Gwinn students write successful grant
GWINN – Students in Gwinn High School will get to learn first-hand next school year what it’s like caring for a drug-affected baby thanks to the efforts of two senior students.
Victoria Dean and Molly Smith were the writers of a successful $400 mini-grant from the Marquette County Substance Abuse Prevention Coalition, also known as MC2.
“Even though we were given a lot information, it was still nerve-wracking to properly write it,” Smith said. “And you want it to be perfect, because you want the younger classmen to be able to have the opportunity to be able to see the baby and have the baby talked about to them.”
The grant was used to help purchase a “Real Care Drug-Affected” simulator baby, which the coalition was able to see during its regular meeting Tuesday.
Dean and Smith presented to the coalition on the Gwinn High School Youth Advisory Council, of which both students are members.
They brought with them the new, drug-affected simulator baby, which was passed around the room for members of the coalition to see. Some were moved to tears as they held the trembling, crying baby.
“It was definitely powerful,” said Sarah Derwin, MC2 coordinator.
Derwin said the coalition approved the grant because it saw the benefits in offering students a hands-on experience with the simulator baby.
“We know students are very visual and with that type of learning, we feel it could really enhance and drive points home about the importance with drugs and pregnancy and babies, and the prevention message that’s wrapped into it,” Derwin said. “I think our coalition just felt that the impact of this could go far and wide, just on the visuals alone of it, just judging from our meeting (Tuesday), it really impacts people to see and hear and feel what those babies are going through.”
The baby will be used in the Gwinn High School’s health classes, and both students said they hope the lesson of the dangers of using drugs while pregnant will hit home.
“It will change their mind of actually thinking about going out and doing drugs and getting pregnant,” Dean said. “They can have a total different mindset, on, ‘If I’m pregnant, I shouldn’t do drugs.'”
Dean said the baby could also get teens thinking about pregnancy in general, and the difficulties inherent in taking care of a newborn – drug-addicted or not – as a teenager.
The school will use the new baby next year. Students will also have the use of a similar simulator baby, this one alcohol-affected.
Dean and Smith spoke to the coalition not just about the new simulator baby, but about their work in general as members of the Youth Advisory Council, a group comprised of freshmen through senior students that meets regularly to discuss student issues.
Its main focus has been on suicide-prevention, with the council organizing an annual suicide-prevention walk.

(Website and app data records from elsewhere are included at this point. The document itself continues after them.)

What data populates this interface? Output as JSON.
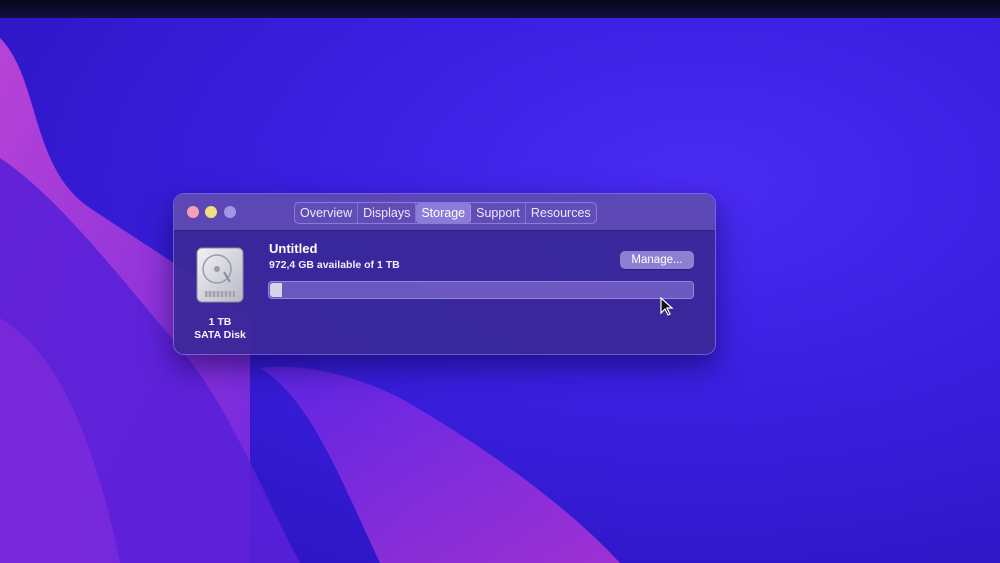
{
  "window": {
    "tabs": [
      {
        "label": "Overview"
      },
      {
        "label": "Displays"
      },
      {
        "label": "Storage"
      },
      {
        "label": "Support"
      },
      {
        "label": "Resources"
      }
    ],
    "active_tab": "Storage"
  },
  "disk": {
    "icon": "hard-drive-icon",
    "capacity_label": "1 TB",
    "type_label": "SATA Disk"
  },
  "volume": {
    "name": "Untitled",
    "availability": "972,4 GB available of 1 TB",
    "used_fraction": 0.028,
    "manage_label": "Manage..."
  },
  "colors": {
    "accent": "#3a1fe0",
    "window_bg": "#3a2896",
    "close": "#f3a0b8",
    "minimize": "#f5dc84",
    "maximize": "#a294e8"
  }
}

This year’s will take place May 17.
With so many seniors graduating this year, Smith said she’s hoping the younger members of the advisory council have learned everything they need to to keep the council’s positive action moving forward.
Derwin said the coalition asked Smith and Dean to present at its meeting so they could be honored for the hard work they’ve done as members of the council.
“They’re (grant) writing was top notch, they really put a lot of heart and soul into it,” Derwin said. “Just seeing how much leadership they’ve taken with the Youth Advisory Council, we just thought we’d really like to honor these two at this meeting.”
Jackie Stark can be reached at 906-228-2500, ext. 242.